The guy who runs Stratfor ("Economic, political and military strategic forecasting") opined that the main reason for the invasion of Iraq was to put pressure on Saudi Arabia to stop funding religious schools that produce most of the Islamic extremists, direct military action against Saudi Arabia having been viewed as too costly.

I think the main reason for the invasion of Iraq was the unprecedented influence of the Project for the New American Century.

I think that's basically a category error. Yes, you need to know who is making decisions before you can assess why they made them, but it certainly doesn't answer the question of why they made the decisions.

Also, I don't see any puppet strings. Why talk about PNAC, rather than Team B? Rumsfeld and Wolfowitz (but not Cheney) were paranoid decades ago.

Could it have been the convergence of three factors: money to be made from a war, Iraq weakened by sanctions, and the shock of 9/11?

By talking about the PNAC, I mean both that the war was caused by influential member individuals of the PNAC, as well as because of the idealistic cause behind the PNAC -- continued American hegemony. The Iraq War was a failed attempt at continuing American hegemony into the 21st century.

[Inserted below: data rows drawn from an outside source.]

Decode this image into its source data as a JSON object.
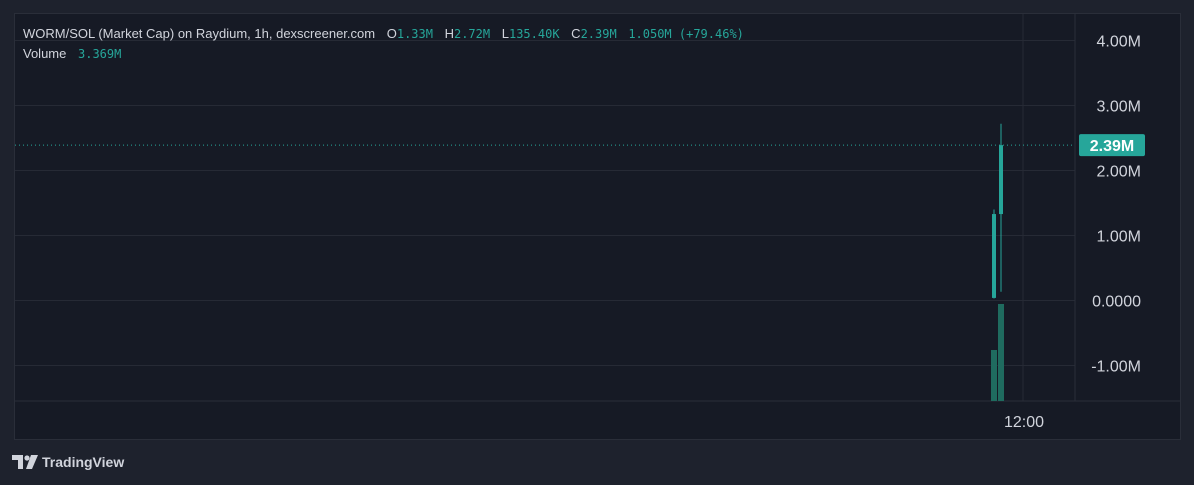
{
  "legend": {
    "title": "WORM/SOL (Market Cap) on Raydium, 1h, dexscreener.com",
    "o_label": "O",
    "o_value": "1.33M",
    "h_label": "H",
    "h_value": "2.72M",
    "l_label": "L",
    "l_value": "135.40K",
    "c_label": "C",
    "c_value": "2.39M",
    "change": "1.050M (+79.46%)",
    "volume_label": "Volume",
    "volume_value": "3.369M"
  },
  "brand": {
    "name": "TradingView"
  },
  "colors": {
    "up": "#26a69a",
    "volume": "#1f6b5f",
    "grid": "#262a35",
    "background": "#161a25",
    "text": "#d1d4dc"
  },
  "chart_data": {
    "type": "candlestick",
    "y_ticks": [
      {
        "value": 4000000,
        "label": "4.00M"
      },
      {
        "value": 3000000,
        "label": "3.00M"
      },
      {
        "value": 2000000,
        "label": "2.00M"
      },
      {
        "value": 1000000,
        "label": "1.00M"
      },
      {
        "value": 0,
        "label": "0.0000"
      },
      {
        "value": -1000000,
        "label": "-1.00M"
      }
    ],
    "ylim": [
      -1580000,
      4450000
    ],
    "x_ticks": [
      {
        "label": "12:00"
      }
    ],
    "candles": [
      {
        "open": 40000,
        "high": 1400000,
        "low": 30000,
        "close": 1330000,
        "volume": 0.55
      },
      {
        "open": 1330000,
        "high": 2720000,
        "low": 135400,
        "close": 2390000,
        "volume": 1.0
      }
    ],
    "last_price": {
      "value": 2390000,
      "label": "2.39M"
    },
    "grid": true
  }
}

widely and systematically thought

-> widely and systematically taught?

Yes, thank you.

Re: "Stanovich notes that if we used a broad definition of intelligence, where intelligence only meant acting in an optimal manner, then this expression wouldn't make any sense."

Definitions along those lines are often used by machine intelligence researchers. There, definining intelligence as the principle factor across a broad range of human cognitive abilities makes little sense.

Typo: "Why Intelligence People Doing Foolish Things Is No Surprise"? Edit: Nevermind, that's the actual title of a chapter.

That was a typo, actually. Thanks.

(I'm guessing there's a missing word in "but that doesn't [negate?] the fact that people overvalue it".)

Yeah, there was. Fixed, thanks.

I'm very much against this view of biases. They're very much rational and help us in the real world all the time.

It's a better question to ask, how to best employ them.

Like say, using confirmation bias to reinforce ideas that empiricism, experience & practice and the scientific method are both great things.

I take it Stanovich is doing a lot of experiments where he controls for IQ, or compares performance within and across IQ groups. Here is my concern... there is always measurement error, and the more error in his measure of IQ, the more it will appear he's measuring something distinct from IQ which he terms "rationality."

That said, I also agree that IQ, and G, are often reified. The point is, I'm not sure Stanovich has succeeded in carving cognition skills at their joints, but I don't have anything better to offer.

Ah, now this is a lovely summary of the book. I agree that we should find ways to improve the general level of rationality.

Also, how much more rational do you all think you are after having been on LW for some time?

I think LW has done a lot more to introduce a lot of new people to existing material than it has done to push the frontiers.

I consider myself in the middle of the bell curve when it comes to intelligence. I'm average. I am, however, more rational than some very smart people I know..

This sounds like "I am not very good looking, but have a great sense of humor." ;)

: )

More like: I'm not stunning, just ordinary good looking, and I also have a great sense of humor.

I didn't say I was stupid, just not a genius.

You missed my point. (Which you would not have, if you had read The Upside of Irrationality by Dan Ariely, an excellent book.)

Hm, isn't he saying that unattractive people claim they value attributes other than physical attractiveness when selecting a mate? If that's what you're referring to, hilarious. If not, speak more slowly next time. : )

That's true.

But the parallel was a bit more specific: "Good sense of humor" (which he concretely brought up as the most typical example) is an attribute one can easily claim to have as it is impossible to measure.